___ Extracted material

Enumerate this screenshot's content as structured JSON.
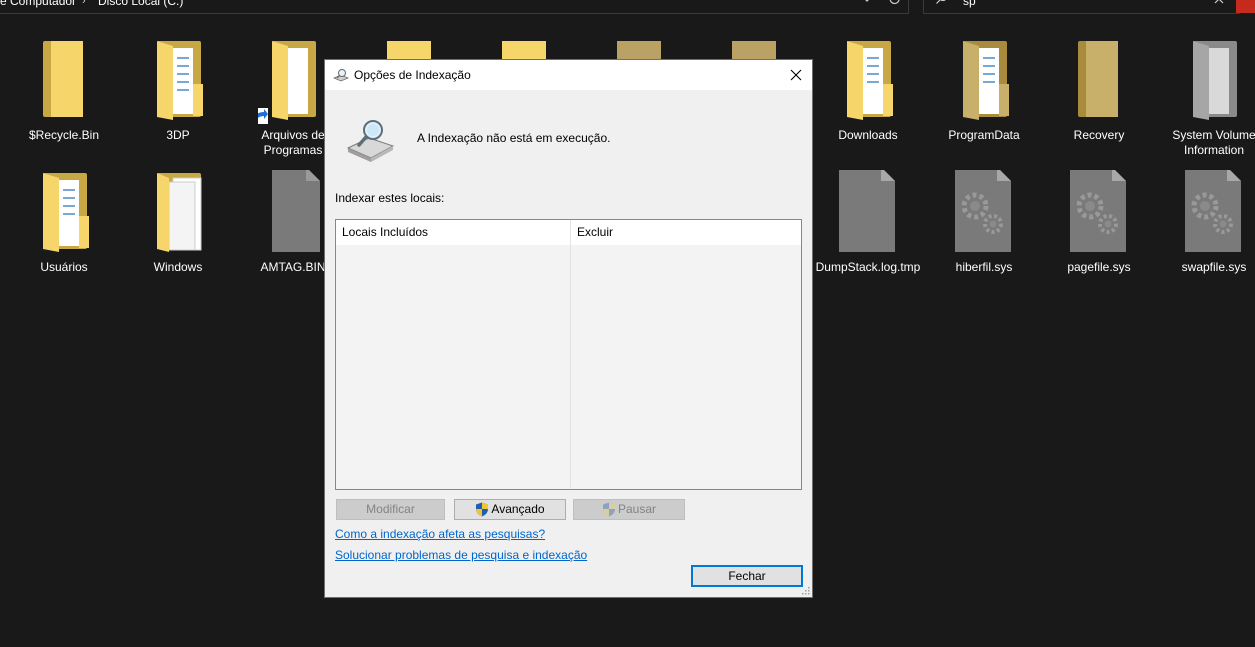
{
  "explorer": {
    "breadcrumb": [
      "e Computador",
      "Disco Local (C:)"
    ],
    "search_value": "sp"
  },
  "files_row1": [
    {
      "label": "$Recycle.Bin",
      "icon": "folder-icon"
    },
    {
      "label": "3DP",
      "icon": "folder-docs-icon"
    },
    {
      "label": "Arquivos de Programas",
      "icon": "folder-shortcut-icon"
    },
    {
      "label": "Downloads",
      "icon": "folder-docs-icon"
    },
    {
      "label": "ProgramData",
      "icon": "folder-docs-icon"
    },
    {
      "label": "Recovery",
      "icon": "folder-icon"
    },
    {
      "label": "System Volume Information",
      "icon": "folder-gray-icon"
    }
  ],
  "files_row2": [
    {
      "label": "Usuários",
      "icon": "folder-docs-icon"
    },
    {
      "label": "Windows",
      "icon": "folder-docs-icon"
    },
    {
      "label": "AMTAG.BIN",
      "icon": "file-icon"
    },
    {
      "label": "DumpStack.log.tmp",
      "icon": "file-icon"
    },
    {
      "label": "hiberfil.sys",
      "icon": "system-file-icon"
    },
    {
      "label": "pagefile.sys",
      "icon": "system-file-icon"
    },
    {
      "label": "swapfile.sys",
      "icon": "system-file-icon"
    }
  ],
  "dialog": {
    "title": "Opções de Indexação",
    "status": "A Indexação não está em execução.",
    "section_label": "Indexar estes locais:",
    "columns": [
      "Locais Incluídos",
      "Excluir"
    ],
    "buttons": {
      "modify": "Modificar",
      "advanced": "Avançado",
      "pause": "Pausar",
      "close": "Fechar"
    },
    "links": [
      "Como a indexação afeta as pesquisas?",
      "Solucionar problemas de pesquisa e indexação"
    ]
  },
  "colors": {
    "background": "#191919",
    "folder": "#f6d56b",
    "link": "#0066cc",
    "accent": "#0078d7"
  }
}
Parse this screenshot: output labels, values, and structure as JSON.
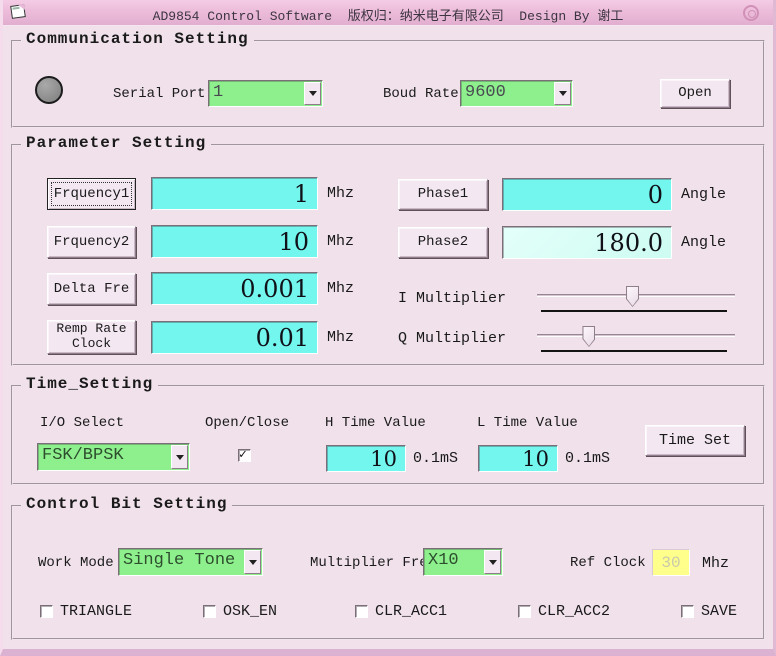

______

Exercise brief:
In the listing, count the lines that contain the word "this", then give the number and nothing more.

Exercise output:
2